The Journey from Platform Nine and Three-Quarters: Just a Little Bit of Magic
Posted by Stephen
Someone once told me if you have nowhere to go when you write, just tell your story.
So here’s mine.
I finally checked my student inbox for the first time since I graduated almost one month ago. One of the emails referred to my master’s thesis and the number of downloads it has received since publishing. I’m not sure what a good average looks like but I was pleased at the number of downloads so far. I guess this is what happens when you write your thesis on Harry Potter.
Here at Lantern Hollow Press, many of the staff have areas of “expertise” to help you, our readers, navigate the nuances of fantasy, science fiction, and literature. I was not really sure of my area until Rachel reminded me of my recently-earned degree and my love for children’s literature and education. In fact, my topic of Harry Potter came from this love of children’s literature. Of course, this decision to commit one year’s research and writing on this topic must have started somewhere, and this month I will tell my story, my journey from Platform Nine and Three-Quarters.
I read the first four books during the fall of 2002. I grew up in overly conservative Christian circles and heard the sermons and messages of the evils of Pokemon, Star Trek, and Harry Potter. In the summer of 2002, I watched the first film with my father, a person also reluctant to read the series, though I feel like my father’s reluctance stemmed from artistic skepticism rather than religious. After the film, my father and I had several discussions about what we saw that was anti-Christian or evil about the series: nothing. Though my father pointed out Harry’s penchant for lying and breaking rules (a topic I will address in a later post), we found absolutely nothing wrong with the film and wondered if the books were the same.
Months later, a family friend gave the first four books to me and my father to read, singing nothing but praises for the books (and he was a very conservative man). I went into the series nervous about the contents.
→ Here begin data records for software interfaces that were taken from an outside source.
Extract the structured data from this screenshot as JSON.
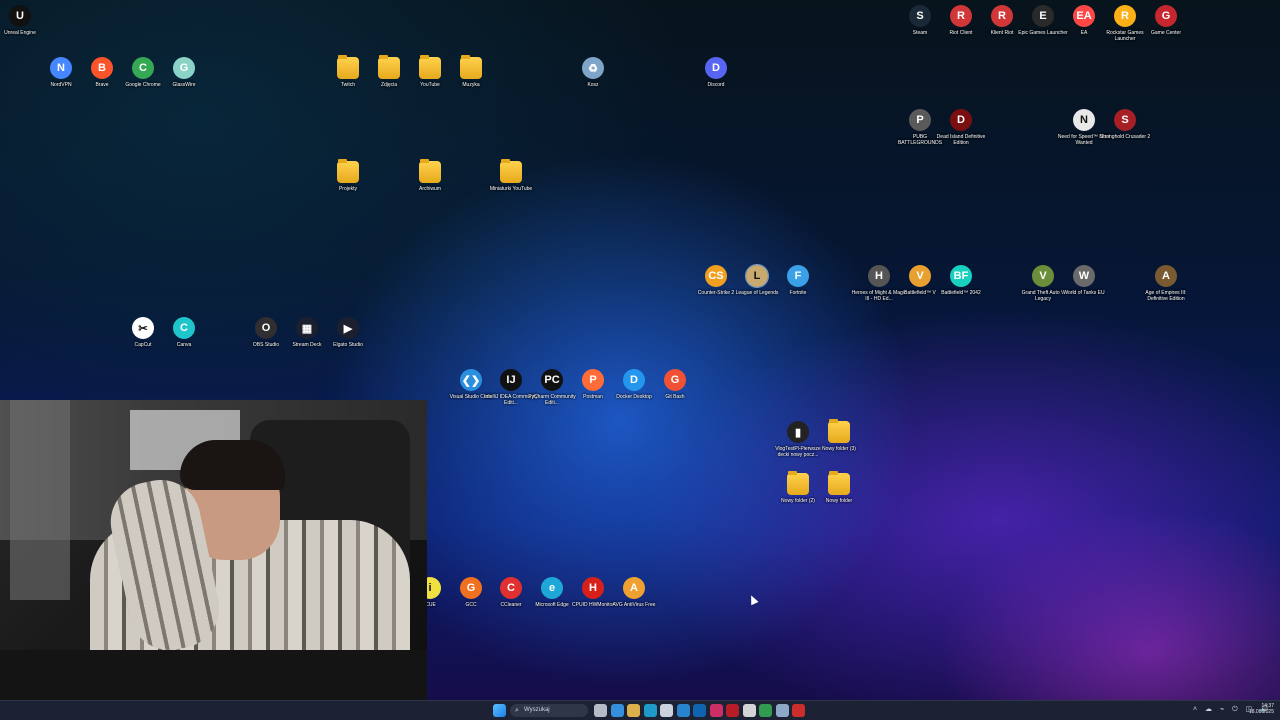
{
  "desktop": {
    "icons": [
      {
        "label": "Unreal Engine",
        "icon": "unreal-engine-icon",
        "color": "#111111",
        "glyph": "U"
      },
      {
        "label": "NordVPN",
        "icon": "nordvpn-icon",
        "color": "#4687ff",
        "glyph": "N"
      },
      {
        "label": "Brave",
        "icon": "brave-icon",
        "color": "#fb542b",
        "glyph": "B"
      },
      {
        "label": "Google Chrome",
        "icon": "chrome-icon",
        "color": "#34a853",
        "glyph": "C"
      },
      {
        "label": "GlassWire",
        "icon": "glasswire-icon",
        "color": "#8bd3c7",
        "glyph": "G"
      },
      {
        "label": "Twitch",
        "icon": "folder-icon",
        "color": "#f2b632",
        "glyph": ""
      },
      {
        "label": "Zdjęcia",
        "icon": "folder-icon",
        "color": "#f2b632",
        "glyph": ""
      },
      {
        "label": "YouTube",
        "icon": "folder-icon",
        "color": "#f2b632",
        "glyph": ""
      },
      {
        "label": "Muzyka",
        "icon": "folder-icon",
        "color": "#f2b632",
        "glyph": ""
      },
      {
        "label": "Kosz",
        "icon": "recycle-bin-icon",
        "color": "#7fa6c9",
        "glyph": "♻"
      },
      {
        "label": "Discord",
        "icon": "discord-icon",
        "color": "#5865f2",
        "glyph": "D"
      },
      {
        "label": "Projekty",
        "icon": "folder-icon",
        "color": "#f2b632",
        "glyph": ""
      },
      {
        "label": "Archiwum",
        "icon": "folder-icon",
        "color": "#f2b632",
        "glyph": ""
      },
      {
        "label": "Miniaturki YouTube",
        "icon": "folder-icon",
        "color": "#f2b632",
        "glyph": ""
      },
      {
        "label": "Steam",
        "icon": "steam-icon",
        "color": "#1b2838",
        "glyph": "S"
      },
      {
        "label": "Riot Client",
        "icon": "riot-client-icon",
        "color": "#d13639",
        "glyph": "R"
      },
      {
        "label": "Klient Riot",
        "icon": "riot-client-icon",
        "color": "#d13639",
        "glyph": "R"
      },
      {
        "label": "Epic Games Launcher",
        "icon": "epic-games-icon",
        "color": "#2a2a2a",
        "glyph": "E"
      },
      {
        "label": "EA",
        "icon": "ea-icon",
        "color": "#ff4747",
        "glyph": "EA"
      },
      {
        "label": "Rockstar Games Launcher",
        "icon": "rockstar-icon",
        "color": "#fcaf17",
        "glyph": "R"
      },
      {
        "label": "Game Center",
        "icon": "game-center-icon",
        "color": "#c6262e",
        "glyph": "G"
      },
      {
        "label": "PUBG BATTLEGROUNDS",
        "icon": "pubg-icon",
        "color": "#5a5a5a",
        "glyph": "P"
      },
      {
        "label": "Dead Island Definitive Edition",
        "icon": "dead-island-icon",
        "color": "#7a0f12",
        "glyph": "D"
      },
      {
        "label": "Need for Speed™ Most Wanted",
        "icon": "nfs-icon",
        "color": "#e8e8e8",
        "glyph": "N"
      },
      {
        "label": "Stronghold Crusader 2",
        "icon": "stronghold-icon",
        "color": "#a51f24",
        "glyph": "S"
      },
      {
        "label": "Counter-Strike 2",
        "icon": "cs2-icon",
        "color": "#f0a020",
        "glyph": "CS"
      },
      {
        "label": "League of Legends",
        "icon": "lol-icon",
        "color": "#c8aa6e",
        "glyph": "L"
      },
      {
        "label": "Fortnite",
        "icon": "fortnite-icon",
        "color": "#3aa0e8",
        "glyph": "F"
      },
      {
        "label": "Heroes of Might & Magic III - HD Ed...",
        "icon": "homm3-icon",
        "color": "#555555",
        "glyph": "H"
      },
      {
        "label": "Battlefield™ V",
        "icon": "bfv-icon",
        "color": "#e8a030",
        "glyph": "V"
      },
      {
        "label": "Battlefield™ 2042",
        "icon": "bf2042-icon",
        "color": "#19d0c0",
        "glyph": "BF"
      },
      {
        "label": "Grand Theft Auto V Legacy",
        "icon": "gta5-icon",
        "color": "#6b8e3a",
        "glyph": "V"
      },
      {
        "label": "World of Tanks EU",
        "icon": "wot-icon",
        "color": "#6a6a6a",
        "glyph": "W"
      },
      {
        "label": "Age of Empires III: Definitive Edition",
        "icon": "aoe3-icon",
        "color": "#7a5a30",
        "glyph": "A"
      },
      {
        "label": "CapCut",
        "icon": "capcut-icon",
        "color": "#ffffff",
        "glyph": "✂"
      },
      {
        "label": "Canva",
        "icon": "canva-icon",
        "color": "#20c4cb",
        "glyph": "C"
      },
      {
        "label": "OBS Studio",
        "icon": "obs-icon",
        "color": "#302e31",
        "glyph": "O"
      },
      {
        "label": "Stream Deck",
        "icon": "stream-deck-icon",
        "color": "#1b1f2e",
        "glyph": "▦"
      },
      {
        "label": "Elgato Studio",
        "icon": "elgato-icon",
        "color": "#1b1f2e",
        "glyph": "▶"
      },
      {
        "label": "Visual Studio Code",
        "icon": "vscode-icon",
        "color": "#2b8fe0",
        "glyph": "❮❯"
      },
      {
        "label": "IntelliJ IDEA Community Editi...",
        "icon": "intellij-icon",
        "color": "#111111",
        "glyph": "IJ"
      },
      {
        "label": "PyCharm Community Editi...",
        "icon": "pycharm-icon",
        "color": "#111111",
        "glyph": "PC"
      },
      {
        "label": "Postman",
        "icon": "postman-icon",
        "color": "#ff6c37",
        "glyph": "P"
      },
      {
        "label": "Docker Desktop",
        "icon": "docker-icon",
        "color": "#2496ed",
        "glyph": "D"
      },
      {
        "label": "Git Bash",
        "icon": "git-bash-icon",
        "color": "#f05033",
        "glyph": "G"
      },
      {
        "label": "VlogTestPl-Pierwsze decki nowy pocz...",
        "icon": "video-file-icon",
        "color": "#222222",
        "glyph": "▮"
      },
      {
        "label": "Nowy folder (3)",
        "icon": "folder-icon",
        "color": "#f2b632",
        "glyph": ""
      },
      {
        "label": "Nowy folder (2)",
        "icon": "folder-icon",
        "color": "#f2b632",
        "glyph": ""
      },
      {
        "label": "Nowy folder",
        "icon": "folder-icon",
        "color": "#f2b632",
        "glyph": ""
      },
      {
        "label": "iCUE",
        "icon": "icue-icon",
        "color": "#f0e040",
        "glyph": "i"
      },
      {
        "label": "GCC",
        "icon": "gcc-icon",
        "color": "#f07020",
        "glyph": "G"
      },
      {
        "label": "CCleaner",
        "icon": "ccleaner-icon",
        "color": "#e03030",
        "glyph": "C"
      },
      {
        "label": "Microsoft Edge",
        "icon": "edge-icon",
        "color": "#1fa7d8",
        "glyph": "e"
      },
      {
        "label": "CPUID HWMonitor",
        "icon": "hwmonitor-icon",
        "color": "#d8201a",
        "glyph": "H"
      },
      {
        "label": "AVG AntiVirus Free",
        "icon": "avg-icon",
        "color": "#f0a030",
        "glyph": "A"
      }
    ]
  },
  "taskbar": {
    "start_icon": "windows-start-icon",
    "search_placeholder": "Wyszukaj",
    "pinned": [
      {
        "icon": "task-view-icon",
        "color": "#c7cdd8"
      },
      {
        "icon": "copilot-icon",
        "color": "#3a9bf0"
      },
      {
        "icon": "file-explorer-icon",
        "color": "#f2c14e"
      },
      {
        "icon": "edge-icon",
        "color": "#1fa7d8"
      },
      {
        "icon": "store-icon",
        "color": "#dfe6f0"
      },
      {
        "icon": "vscode-icon",
        "color": "#2b8fe0"
      },
      {
        "icon": "outlook-icon",
        "color": "#0f6cbd"
      },
      {
        "icon": "instagram-icon",
        "color": "#e1306c"
      },
      {
        "icon": "red-app-icon",
        "color": "#c81d25"
      },
      {
        "icon": "document-icon",
        "color": "#e8e8e8"
      },
      {
        "icon": "chrome-icon",
        "color": "#34a853"
      },
      {
        "icon": "check-app-icon",
        "color": "#9bb8d8"
      },
      {
        "icon": "recording-app-icon",
        "color": "#e0302a"
      }
    ],
    "time": "14:37",
    "date": "18.08.2025"
  }
}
What would I find? Were the sermons true? Is there evil, demonic witchcraft in the series? Does it openly mock God? What did the movie leave out?
I read the first book in a day.
I. Loved. It.
Again, I came to the same conclusion about the book as I had done the movie: nothing, absolutely nothing was wrong, evil, demonic anti-Christian, and anti-God about this series. Instead of atheistic or occultist philosophy, I discovered that Harry and his friends loved each other and sacrificed for each other. As mentioned above, some of the characters are morally ambiguous, but there is a clear distinction between good and evil.
I devoured the others shortly after reading the first book. I was hooked, obsessed. I took the third book to my church’s revival survives and hid it in my Bible case. I brought the fourth book to my relatives’ 50th wedding anniversary, hiding it under a table until my father made me put it away and actually talk to people. I relished the magic, mystery, and adventure of the series. It, like so many other people, had made me an avid reader. . . of children’s literature.
To tell you the truth, I hate to read. I am easily distracted, and I find no pleasure in sitting still. (Ironically, I love to watch, study, and critique films–probably my true area of expertise.) Yet, children’s books hold me, and it all started with Harry Potter. Whether or not they are fantasy, children’s books enchant me. I care for the characters, their lives, and their wants and desires. Their protagonists are no different than you or I–they’re only smaller and probably experiencing their struggles for the first time in their lives. And to me, they all really have a little bit of magic in them.
Posted on June 7, 2013, in Children's Literature, Christianity, Educational Resources, Fantasy, Harry Potter, J. K. Rowling, Social Commentary, Stephen Parish, The Harry Potter Series and tagged children's literature, Christianity, Good Reading, Harry Potter, J. K. Rowling, magic. Bookmark the permalink. 6 Comments.